Mizzou's defense goes AWOL in 71-56 loss at Georgia
Georgia, which started the night with the SEC's worst field-goal shooting percentage in league games, shot 52.1 percent from the field against Mizzou.
Dale Zanine / USA TODAY Sports
ATHENS, Ga. -- Charles Mann scored 19 points, Marcus Thornton added 15 and Georgia won its second straight game with a 71-56 victory over Missouri on Tuesday night.
The Bulldogs (16-11, 10-5 Southeastern Conference) have won six of seven.
Jabari Brown and Jordan Clarkson each finished with 17 points for Missouri (19-9, 7-8 SEC).

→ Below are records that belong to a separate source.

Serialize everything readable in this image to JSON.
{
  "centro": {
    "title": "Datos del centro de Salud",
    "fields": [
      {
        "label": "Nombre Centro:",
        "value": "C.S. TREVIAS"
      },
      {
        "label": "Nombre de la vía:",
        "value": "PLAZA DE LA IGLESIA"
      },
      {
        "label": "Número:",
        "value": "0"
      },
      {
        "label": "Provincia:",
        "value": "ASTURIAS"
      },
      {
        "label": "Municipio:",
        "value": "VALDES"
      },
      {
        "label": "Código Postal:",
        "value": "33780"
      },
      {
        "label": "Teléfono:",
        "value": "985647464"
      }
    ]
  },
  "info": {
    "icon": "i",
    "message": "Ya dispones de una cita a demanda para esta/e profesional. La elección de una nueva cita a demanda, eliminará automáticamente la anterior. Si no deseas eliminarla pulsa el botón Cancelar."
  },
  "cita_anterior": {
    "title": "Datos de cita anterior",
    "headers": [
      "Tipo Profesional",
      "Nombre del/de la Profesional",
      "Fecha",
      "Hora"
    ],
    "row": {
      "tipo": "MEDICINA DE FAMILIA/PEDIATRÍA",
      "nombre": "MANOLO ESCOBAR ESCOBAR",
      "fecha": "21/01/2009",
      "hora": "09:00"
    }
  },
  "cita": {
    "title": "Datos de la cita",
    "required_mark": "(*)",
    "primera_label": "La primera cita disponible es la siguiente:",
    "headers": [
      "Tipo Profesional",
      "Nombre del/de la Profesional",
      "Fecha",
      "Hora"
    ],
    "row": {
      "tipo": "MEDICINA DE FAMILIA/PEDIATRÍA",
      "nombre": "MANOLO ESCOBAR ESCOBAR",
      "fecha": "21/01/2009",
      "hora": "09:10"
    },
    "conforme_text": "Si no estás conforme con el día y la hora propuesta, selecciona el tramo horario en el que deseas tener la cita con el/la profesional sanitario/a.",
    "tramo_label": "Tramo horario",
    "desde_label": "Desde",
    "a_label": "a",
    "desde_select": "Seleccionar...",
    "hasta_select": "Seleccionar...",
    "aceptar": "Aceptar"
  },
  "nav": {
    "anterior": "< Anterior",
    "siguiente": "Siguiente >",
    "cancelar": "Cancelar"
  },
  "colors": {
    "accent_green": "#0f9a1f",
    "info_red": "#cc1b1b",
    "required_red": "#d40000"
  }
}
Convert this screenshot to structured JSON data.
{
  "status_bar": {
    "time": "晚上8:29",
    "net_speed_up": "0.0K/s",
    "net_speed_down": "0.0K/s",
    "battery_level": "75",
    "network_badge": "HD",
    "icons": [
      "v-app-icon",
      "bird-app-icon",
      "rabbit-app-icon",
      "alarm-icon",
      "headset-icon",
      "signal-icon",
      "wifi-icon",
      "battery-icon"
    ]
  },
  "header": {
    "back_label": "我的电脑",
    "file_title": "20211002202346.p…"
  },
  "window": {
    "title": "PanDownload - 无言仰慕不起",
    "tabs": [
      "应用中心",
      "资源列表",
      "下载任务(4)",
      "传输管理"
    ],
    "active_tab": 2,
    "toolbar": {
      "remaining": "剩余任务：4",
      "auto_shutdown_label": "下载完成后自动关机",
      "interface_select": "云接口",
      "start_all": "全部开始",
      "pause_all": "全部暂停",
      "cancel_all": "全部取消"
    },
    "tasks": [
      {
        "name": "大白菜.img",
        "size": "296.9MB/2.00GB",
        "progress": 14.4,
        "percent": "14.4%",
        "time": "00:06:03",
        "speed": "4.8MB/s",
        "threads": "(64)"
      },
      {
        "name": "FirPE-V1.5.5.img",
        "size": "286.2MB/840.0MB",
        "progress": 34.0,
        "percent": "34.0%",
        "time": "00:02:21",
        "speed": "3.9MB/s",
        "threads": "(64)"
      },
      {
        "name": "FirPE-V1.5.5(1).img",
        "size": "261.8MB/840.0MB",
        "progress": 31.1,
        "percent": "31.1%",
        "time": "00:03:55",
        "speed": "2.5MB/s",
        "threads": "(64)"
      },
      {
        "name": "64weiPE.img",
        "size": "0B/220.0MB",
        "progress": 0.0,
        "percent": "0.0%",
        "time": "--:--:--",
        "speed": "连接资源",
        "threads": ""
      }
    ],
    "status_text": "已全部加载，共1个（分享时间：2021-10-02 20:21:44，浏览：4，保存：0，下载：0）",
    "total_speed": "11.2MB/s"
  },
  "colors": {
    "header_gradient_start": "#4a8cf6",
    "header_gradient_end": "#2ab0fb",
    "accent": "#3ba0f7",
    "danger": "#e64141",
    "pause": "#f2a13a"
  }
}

The Tigers, coming off Saturday's dispirited loss at Alabama, might have hurt their chance of making a sixth straight appearance in the NCAA tournament.
Georgia, which went just 6-6 in nonconference play, began the SEC schedule by snapping Missouri's 26-game home winning streak on Jan. 8, is alone in third place in the SEC behind No. 1 Florida and No. 17 Kentucky.
Missouri dropped into a two-way tie for 10th place with Vanderbilt.
The Tigers' last lead came on Brown's layup midway through the first half. Missouri was outscored 16-6 over the final 9:12 before intermission.
Mann opened up the second half with a straightaway 3, and Juwan Parker's three-point play a couple of minutes later gave Georgia its first double-digit lead at 37-26.
Despite outrebounding the Bulldogs, Missouri struggled in nearly every other facet of the game, missing 15 of its first 16 attempts beyond the arc, getting outscored 38-18 in the paint and 11-2 on fast breaks.
Georgia's Kenny Gaines, coming off career-high 27 points at South Carolina, finished with 10 points.
The Tigers dropped to 2-6 in SEC road games. They finished 2-7 on the road in their first SEC season last year.
Missouri's defense has really struggled in the last two games. Georgia, which began the night with the SEC's worst field-goal shooting percentage in league games, shot 52.1 percent from the field.
The Tigers let Alabama shoot 54.7 percent last weekend -- the Crimson Tide's highest percentage against a Division I team in five years.